▼

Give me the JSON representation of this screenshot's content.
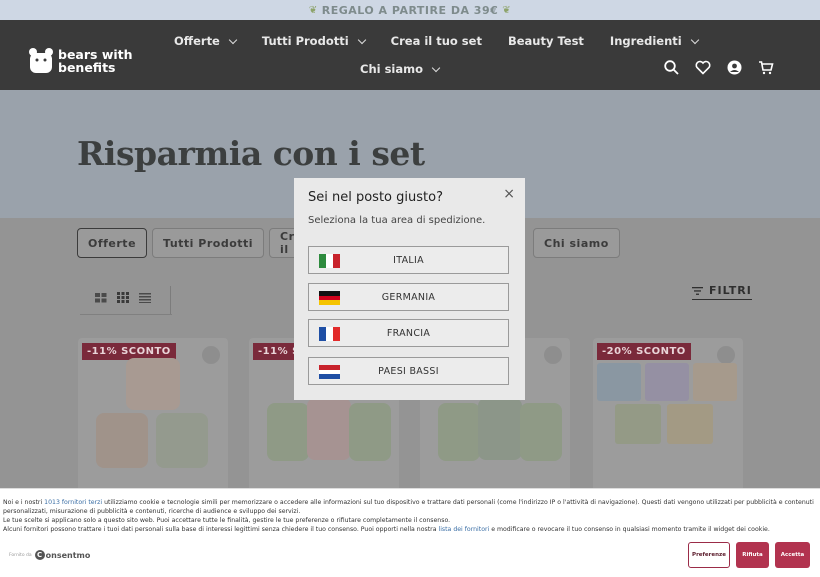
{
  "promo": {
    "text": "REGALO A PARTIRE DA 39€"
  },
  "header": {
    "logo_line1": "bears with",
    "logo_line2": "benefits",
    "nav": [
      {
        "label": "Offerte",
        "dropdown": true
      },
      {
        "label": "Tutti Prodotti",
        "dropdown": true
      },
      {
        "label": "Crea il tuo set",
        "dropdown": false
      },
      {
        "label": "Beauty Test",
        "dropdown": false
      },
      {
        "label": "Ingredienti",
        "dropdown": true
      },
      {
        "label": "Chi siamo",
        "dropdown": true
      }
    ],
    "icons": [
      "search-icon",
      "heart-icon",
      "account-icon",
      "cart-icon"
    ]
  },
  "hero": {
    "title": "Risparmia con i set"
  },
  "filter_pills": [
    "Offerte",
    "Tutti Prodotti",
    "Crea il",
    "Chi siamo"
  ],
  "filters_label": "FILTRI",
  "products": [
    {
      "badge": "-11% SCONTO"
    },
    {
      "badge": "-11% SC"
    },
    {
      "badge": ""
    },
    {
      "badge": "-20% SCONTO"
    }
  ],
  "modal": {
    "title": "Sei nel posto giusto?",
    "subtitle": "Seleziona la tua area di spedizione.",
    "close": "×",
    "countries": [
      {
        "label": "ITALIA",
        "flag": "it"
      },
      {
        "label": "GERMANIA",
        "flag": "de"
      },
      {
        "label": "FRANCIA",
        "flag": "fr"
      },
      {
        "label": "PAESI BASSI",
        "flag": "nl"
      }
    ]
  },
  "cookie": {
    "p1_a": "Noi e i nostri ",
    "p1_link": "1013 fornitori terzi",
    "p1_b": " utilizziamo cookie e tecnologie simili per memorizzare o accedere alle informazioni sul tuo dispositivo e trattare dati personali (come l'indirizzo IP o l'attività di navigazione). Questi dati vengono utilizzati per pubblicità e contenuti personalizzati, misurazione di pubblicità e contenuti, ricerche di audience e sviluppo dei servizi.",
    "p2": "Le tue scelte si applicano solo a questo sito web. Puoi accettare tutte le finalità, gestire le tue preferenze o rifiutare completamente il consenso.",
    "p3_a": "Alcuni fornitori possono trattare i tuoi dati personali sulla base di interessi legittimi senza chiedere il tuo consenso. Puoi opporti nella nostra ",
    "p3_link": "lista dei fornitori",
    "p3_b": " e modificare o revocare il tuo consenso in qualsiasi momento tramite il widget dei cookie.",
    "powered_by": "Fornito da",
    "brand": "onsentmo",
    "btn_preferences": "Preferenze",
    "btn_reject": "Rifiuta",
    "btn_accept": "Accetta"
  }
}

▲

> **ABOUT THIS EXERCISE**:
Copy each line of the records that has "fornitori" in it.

> **SOLUTION TO THE PROBLEM**:
    "p1_link": "1013 fornitori terzi",
    "p3_a": "Alcuni fornitori possono trattare i tuoi dati personali sulla base di interessi legittimi senza chiedere il tuo consenso. Puoi opporti nella nostra ",
    "p3_link": "lista dei fornitori",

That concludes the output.